It's also very clear that Hatake is the only character with actual motivation right now. Most of the other characters are just moving between fighting for survival in different settings; Alan and Sarah are particularly hapless in this episode (a sound weapon? Not to knock on defense science too much, but why not just use a broken Erlenmeyer flask?); and even though Anana, Sergio, and Daniel/Miksa manage to escape, make some bold speeches, and kiss-fight, it's just not immediately clear why they're doing any of what they're doing. Mostly, that's because Helix is enamored of its own secrets. But partly, it's because character motivations don't really interest the show, either. Helix is far more about style than substance, and though the style is appealing, it's frustrating that eight episodes in, the characters are still largely so flat, and the dialogue between them is so empty and overstated.

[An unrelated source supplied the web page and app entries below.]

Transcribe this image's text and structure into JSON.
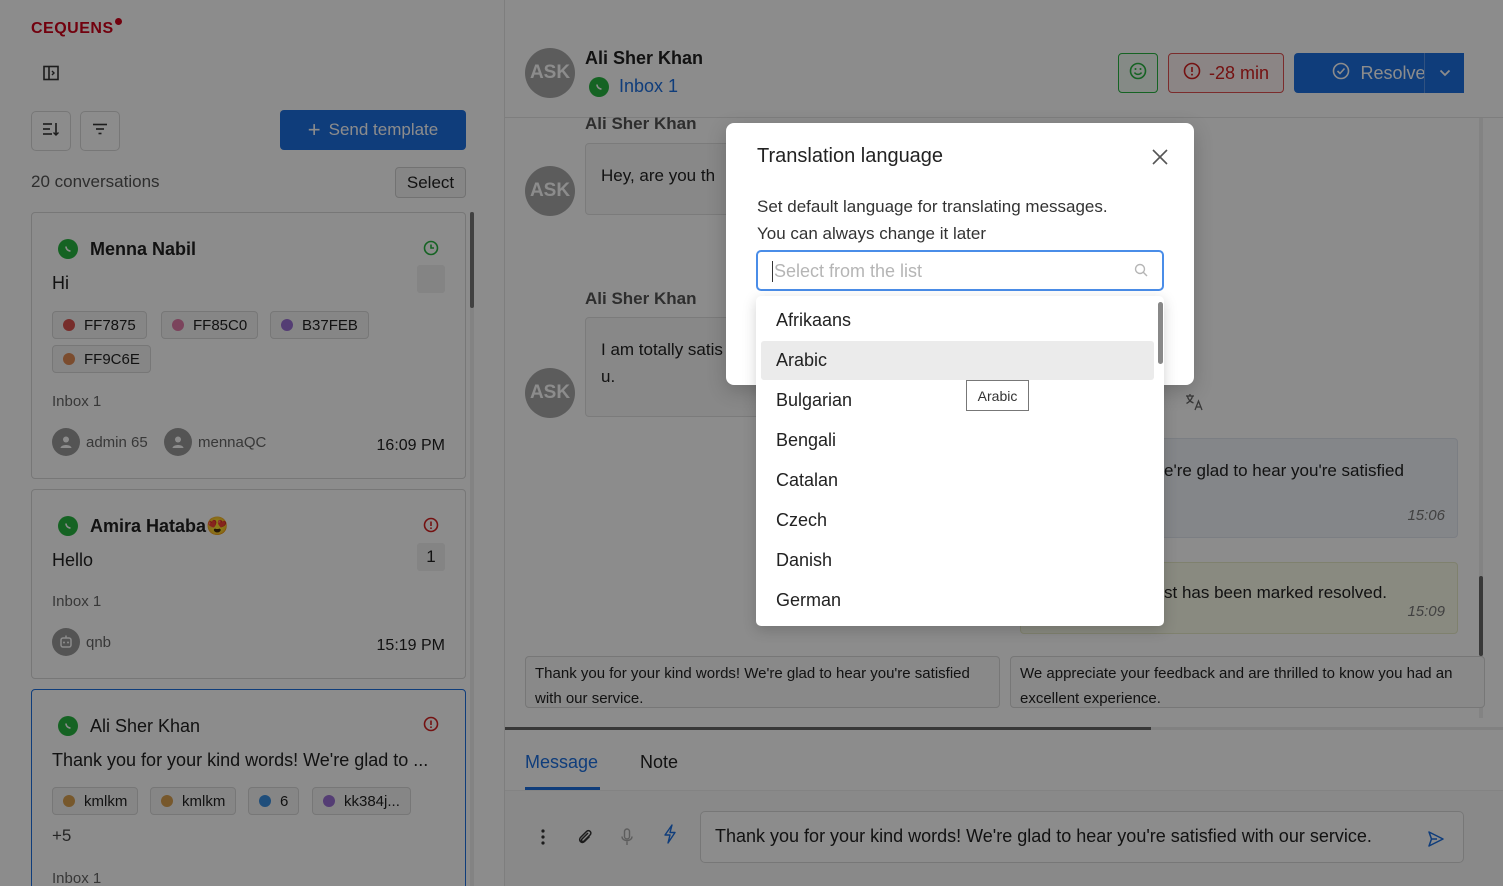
{
  "brand": {
    "logo_text": "CEQUENS"
  },
  "sidebar": {
    "send_template_label": "Send template",
    "conversation_count": "20 conversations",
    "select_label": "Select",
    "conversations": [
      {
        "name": "Menna Nabil",
        "message": "Hi",
        "tags": [
          {
            "label": "FF7875",
            "color": "#d9534f"
          },
          {
            "label": "FF85C0",
            "color": "#e07aa8"
          },
          {
            "label": "B37FEB",
            "color": "#9a6fd4"
          },
          {
            "label": "FF9C6E",
            "color": "#e08a55"
          }
        ],
        "inbox": "Inbox 1",
        "agents": [
          "admin 65",
          "mennaQC"
        ],
        "time": "16:09 PM",
        "status_color": "#27b440"
      },
      {
        "name": "Amira Hataba",
        "emoji": "😍",
        "message": "Hello",
        "unread": "1",
        "inbox": "Inbox 1",
        "agents": [
          "qnb"
        ],
        "time": "15:19 PM",
        "status_color": "#d42020"
      },
      {
        "name": "Ali Sher Khan",
        "message": "Thank you for your kind words! We're glad to ...",
        "tags": [
          {
            "label": "kmlkm",
            "color": "#d9a050"
          },
          {
            "label": "kmlkm",
            "color": "#d9a050"
          },
          {
            "label": "6",
            "color": "#3a8ee0"
          },
          {
            "label": "kk384j...",
            "color": "#9a6fd4"
          }
        ],
        "more_tags": "+5",
        "inbox": "Inbox 1",
        "status_color": "#d42020"
      }
    ]
  },
  "chat": {
    "avatar_initials": "ASK",
    "contact_name": "Ali Sher Khan",
    "inbox": "Inbox 1",
    "sla_label": "-28 min",
    "resolve_label": "Resolve",
    "sender_top": "Ali Sher Khan",
    "msg1": "Hey, are you th",
    "sender2": "Ali Sher Khan",
    "msg2_line1": "I am totally satis",
    "msg2_line2": "u.",
    "out1_text": "e're glad to hear you're satisfied",
    "out1_time": "15:06",
    "out2_text": "st has been marked resolved.",
    "out2_time": "15:09",
    "suggestions": [
      "Thank you for your kind words! We're glad to hear you're satisfied with our service.",
      "We appreciate your feedback and are thrilled to know you had an excellent experience."
    ],
    "tab_message": "Message",
    "tab_note": "Note",
    "composer_text": "Thank you for your kind words! We're glad to hear you're satisfied with our service."
  },
  "modal": {
    "title": "Translation language",
    "description_line1": "Set default language for translating messages.",
    "description_line2": "You can always change it later",
    "placeholder": "Select from the list",
    "languages": [
      "Afrikaans",
      "Arabic",
      "Bulgarian",
      "Bengali",
      "Catalan",
      "Czech",
      "Danish",
      "German"
    ],
    "hovered": "Arabic",
    "tooltip": "Arabic"
  }
}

As a result, the show is still hard to follow. I had to watch the last 12 minutes of tonight's episode twice, and even then I feel like I missed some stuff—the sound weapon confused me; the vectors kidnapping Peter came out of nowhere; the consequences of Peter's defrost, and the point of Peter's existence, also continue to elude me. There was a lot of clambering around in air ducts that didn't seem to have that much significance, and several tense but largely pointless conversations between characters who either we a) don't know very well b) are about to die or c) are Alan and Sarah.


Instead, Helix invests in its set pieces: The long scene where Julia is nailed into a crate with a muzzle over her mouth is particularly horrifying, and the show is intent on letting us feel the claustrophobia. There's also the absurdly long buildup to Alan and Sarah's failed assassination plot, complete with complicated glances and carefully timed chemical reactions. Despite how frustrating it is to run up against so many missing pieces, there are also moments that are enthralling in an unexpected way.

Stray observations baffled questions:

  • Constance isn't really dead, right? Could they really have offed Jeri Ryan so fast? Or was she never intending to be a series regular?
  • This show has killed off all the blonde women, by the way. (All two.)
  • The vectors have organized; they're coordinated and silent, like a well-oiled, genetically engineered machine. What's going on? Are they in a union now? And why did they take Peter?
  • Even though, as we guessed, Julia is Hatake's daughter, we still don't really know why she's at the base. Does he just want to hang out with her and have cloned-daughter bonding times?
  • How the holy hell is it possible that Anana isn't wearing gloves when she's out in cold, pointing a gun at Ballesaros?
  • Team Banana Update: There was some definite sexy fighting in this episode—twice! Anana and Sergio basically just wanna be about two inches from each other's faces. Maybe that's while yelling or struggling to disarm each other. Or maybe that's while banging.
  • The picture of Julia and Hatake is obviously missing the mother-component. I'd bet money on that other half showing up in the season finale, which now is not too far away.
  • Julia was the least irritating she has been yet in this episode. Her speech at the end to Alan is actually kind of moving.
  • Sarah was surprisingly nice to Julia in this episode. Maybe they're friends, and not romantic rivals?
  • Sonia's Speculation Corner: Hatake cloned his daughter in order to inoculate some kind of specific antigen in a living petri dish—Sutton said "protect" his daughter, not "bring back" his daughter, which is a very different thing. Peter's gone full-on monkey king, and now he's going to live in the ducts and create a new rhesus-human civilization where they conduct raids on peanut stores. Ballesaros is a double-agent. Triple-agent? Something. Hatake and Constance are both aliens who came to earth to try to take over the planet. Before they did they made a vow. Then Hatake was supposed to follow through but something happened and he changed his mind. 90 percent chance he changed his mind because he fell in love with an earth woman and had a daughter. Then she died and he was like wait, human mortality sucks! Then he went rogue. And found some way to make the humans into the aliens? Uhhhh